Given records:
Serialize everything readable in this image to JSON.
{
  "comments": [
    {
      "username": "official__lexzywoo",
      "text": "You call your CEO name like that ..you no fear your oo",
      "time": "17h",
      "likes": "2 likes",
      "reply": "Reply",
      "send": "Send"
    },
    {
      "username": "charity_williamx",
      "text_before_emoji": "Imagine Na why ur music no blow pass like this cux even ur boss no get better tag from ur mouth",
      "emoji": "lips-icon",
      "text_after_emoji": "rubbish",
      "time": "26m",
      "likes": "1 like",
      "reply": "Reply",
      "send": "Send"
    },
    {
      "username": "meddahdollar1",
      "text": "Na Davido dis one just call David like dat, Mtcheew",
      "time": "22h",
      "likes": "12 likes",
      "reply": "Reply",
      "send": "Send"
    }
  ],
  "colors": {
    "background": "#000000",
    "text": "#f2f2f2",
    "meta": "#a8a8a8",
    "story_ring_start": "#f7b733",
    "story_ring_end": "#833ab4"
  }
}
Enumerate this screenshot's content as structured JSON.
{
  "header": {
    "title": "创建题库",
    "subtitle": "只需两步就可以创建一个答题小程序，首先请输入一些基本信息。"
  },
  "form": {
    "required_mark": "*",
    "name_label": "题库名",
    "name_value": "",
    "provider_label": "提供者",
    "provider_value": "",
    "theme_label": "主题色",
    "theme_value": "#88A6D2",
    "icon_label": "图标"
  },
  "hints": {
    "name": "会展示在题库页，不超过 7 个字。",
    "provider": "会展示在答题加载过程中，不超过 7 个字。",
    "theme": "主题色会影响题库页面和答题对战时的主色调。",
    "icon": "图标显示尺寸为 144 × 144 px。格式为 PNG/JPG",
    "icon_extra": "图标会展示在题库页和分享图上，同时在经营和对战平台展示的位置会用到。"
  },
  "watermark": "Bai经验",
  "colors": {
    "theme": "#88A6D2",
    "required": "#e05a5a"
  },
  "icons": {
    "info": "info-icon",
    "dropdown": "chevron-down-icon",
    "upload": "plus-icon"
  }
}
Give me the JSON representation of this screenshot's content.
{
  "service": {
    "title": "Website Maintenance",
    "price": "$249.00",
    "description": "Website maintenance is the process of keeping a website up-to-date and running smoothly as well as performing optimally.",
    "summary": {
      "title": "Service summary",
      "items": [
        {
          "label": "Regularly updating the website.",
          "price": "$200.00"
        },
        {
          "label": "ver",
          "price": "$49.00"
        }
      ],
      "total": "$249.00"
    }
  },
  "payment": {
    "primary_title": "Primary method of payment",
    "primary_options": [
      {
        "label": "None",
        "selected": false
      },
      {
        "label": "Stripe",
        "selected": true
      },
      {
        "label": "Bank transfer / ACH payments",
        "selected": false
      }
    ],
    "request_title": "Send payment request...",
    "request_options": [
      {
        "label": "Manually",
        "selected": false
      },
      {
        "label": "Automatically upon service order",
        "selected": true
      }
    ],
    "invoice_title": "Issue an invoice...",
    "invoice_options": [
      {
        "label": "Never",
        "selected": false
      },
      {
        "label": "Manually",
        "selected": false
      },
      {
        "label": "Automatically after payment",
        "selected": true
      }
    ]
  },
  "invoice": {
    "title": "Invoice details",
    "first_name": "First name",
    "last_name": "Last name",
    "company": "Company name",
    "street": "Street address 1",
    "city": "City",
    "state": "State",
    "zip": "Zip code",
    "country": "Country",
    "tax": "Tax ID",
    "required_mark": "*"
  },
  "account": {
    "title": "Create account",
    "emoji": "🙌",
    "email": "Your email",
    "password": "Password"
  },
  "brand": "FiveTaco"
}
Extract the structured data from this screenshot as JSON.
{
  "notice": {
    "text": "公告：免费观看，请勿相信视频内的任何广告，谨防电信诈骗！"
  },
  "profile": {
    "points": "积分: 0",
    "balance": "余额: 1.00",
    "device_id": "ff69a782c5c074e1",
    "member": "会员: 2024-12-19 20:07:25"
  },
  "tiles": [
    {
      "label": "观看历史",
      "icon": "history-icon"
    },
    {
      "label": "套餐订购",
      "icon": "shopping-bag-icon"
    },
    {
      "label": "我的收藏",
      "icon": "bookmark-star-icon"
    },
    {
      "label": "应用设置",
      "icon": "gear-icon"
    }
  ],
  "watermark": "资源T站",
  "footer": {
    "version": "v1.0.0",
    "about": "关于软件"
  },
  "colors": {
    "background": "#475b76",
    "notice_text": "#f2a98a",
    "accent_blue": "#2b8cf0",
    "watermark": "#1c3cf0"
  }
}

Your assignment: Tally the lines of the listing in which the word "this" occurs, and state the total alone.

Exercise result: 5